Heat Level – Since Poblano peppers aren’t extremely spicy, you can use almost any sweet pepper as a substitute. The key is to find one that has some heat. You can do this by picking out peppers with the Scoville rating similar to poblanos or removing the seeds from your substitute if it’s not already sweet.

Flavor – If your recipe calls for a poblano pepper with a specific flavor profile, you’ll need to find vegetables that have a similar taste. Some good substitutes include Anaheim peppers, bell peppers, etc.

Dry Heat Level – Some recipes call for roasting or dry cooking the poblano pepper in order to get the right smoky, charred taste. It’s very difficult to imitate the flavor of something that is dry cooked, so it’s best to go with a spicy pepper instead of a poblano substitute.

Recipe –  Aside from looking at the flavor and heat level, you also need to consider the recipe that you’re using it for. Some dishes use roasted peppers while others call for raw peppers.

If you’re looking for a substitute that is best in Mexican dishes, then it’s best to choose peppers based on their heat.

Final Words

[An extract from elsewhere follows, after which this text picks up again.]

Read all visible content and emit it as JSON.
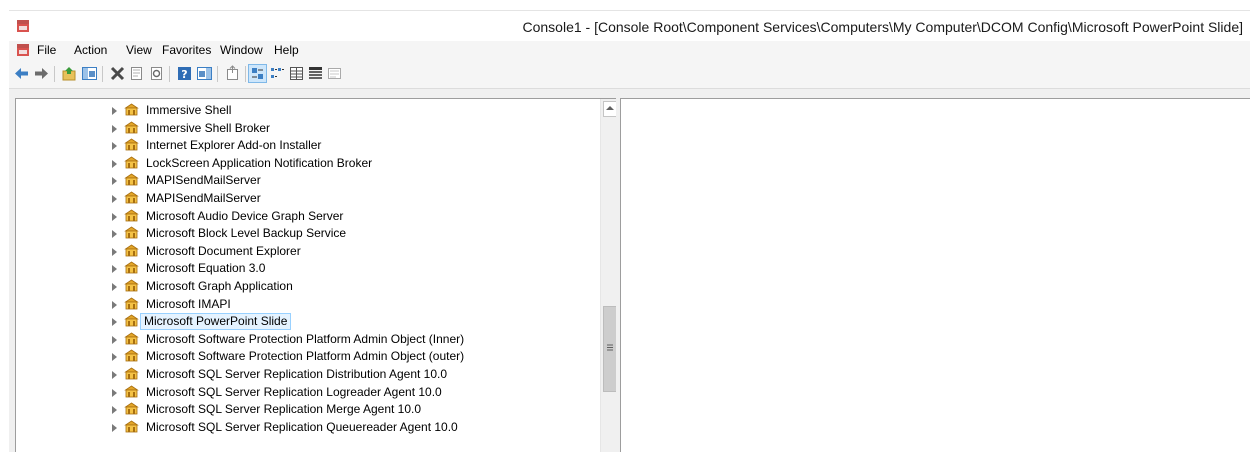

With so many poblano pepper substitutes, there is no need to worry about not being able to find them.

Let us know if one of these poblano pepper alternatives is your favorite! We hope this article has helped answer any questions about the best substitutes for poblanos so you can enjoy them more often.

I’m a passionate food blogger on a journey to become a go-to person who can help others prepare delicious foods. I share recipes, food substitutes, and other cooking tips. Read more about my journey...

Leave a Comment